The Red Brick's memories live on
The Red Brick Building, a century-old schoolhouse that was considered a landmark of the old Dover Village, was torn down over a period of five days, from Nov. 23 to Nov. 27. This building had been vacant since 2003, and after plans fizzled to transform the building into something useful for the community, the city decided to raze the school. Many residents have negative opinions regarding the tearing down of a local landmark.
“The building holds many memories for a great deal of community members, as well as historical significance for Westlake and the region," said Kim Bonvissuto, Communications Coordinator for the Westlake Schools. "At the same time, you have a segment of the community looking toward the future and the opening of our new middle and high schools [that] sees the Red Brick’s demolition as a necessary step to move forward.”
In 2006, Westlake resident Heather Drago developed the perfect use for the Red Brick Building. She planned to renovate the historic building, and convert it into a center for the arts. The building was an ideal size, and Westlake previously had nothing like it. But the three million dollars that the renovation would cost was never raised, and seeing how the economy had turned, it most likely would not be funded anytime in the near future. Because of this, the city had decided to tear it down.
The Red Brick Building was built in 1909 as a high school for the residents of Dover Village, presently Westlake and Bay Village. This building was the first school in the area, and was built on the exact center point of Dover. In 1923, the school became a grade school, and a new high school was built on the site where LBMS currently resides. In 1968, the schoolhouse became Westlake’s Board of Education, and remained so until 2003. Since then, the building has been unoccupied.
The Red Brick Building may be gone, but the memories will remain forever.

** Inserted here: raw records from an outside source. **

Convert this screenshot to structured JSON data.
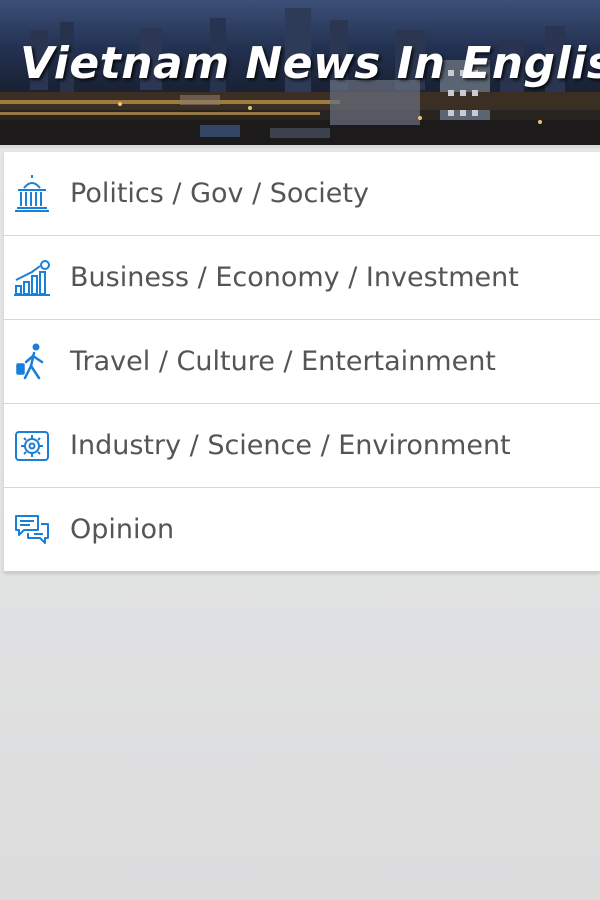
{
  "header": {
    "title": "Vietnam News In English"
  },
  "menu": {
    "items": [
      {
        "label": "Politics / Gov / Society",
        "icon": "government-building-icon"
      },
      {
        "label": "Business / Economy / Investment",
        "icon": "business-chart-icon"
      },
      {
        "label": "Travel / Culture / Entertainment",
        "icon": "traveler-icon"
      },
      {
        "label": "Industry / Science / Environment",
        "icon": "industry-gear-icon"
      },
      {
        "label": "Opinion",
        "icon": "speech-bubbles-icon"
      }
    ]
  },
  "colors": {
    "icon": "#1a7fd8",
    "label": "#555555",
    "background": "#e4e5e6"
  }
}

The new high school is planning to incorporate the “Public School” stone that used to hang over the door of the Red Brick into the construction of the new building.
The city also offered a brick to every resident who requested one through the schools' website at www.wlake.org.
“I think that people are nostalgic about the past, but also looking toward the future,” said WHS Principal Mr. Freeman.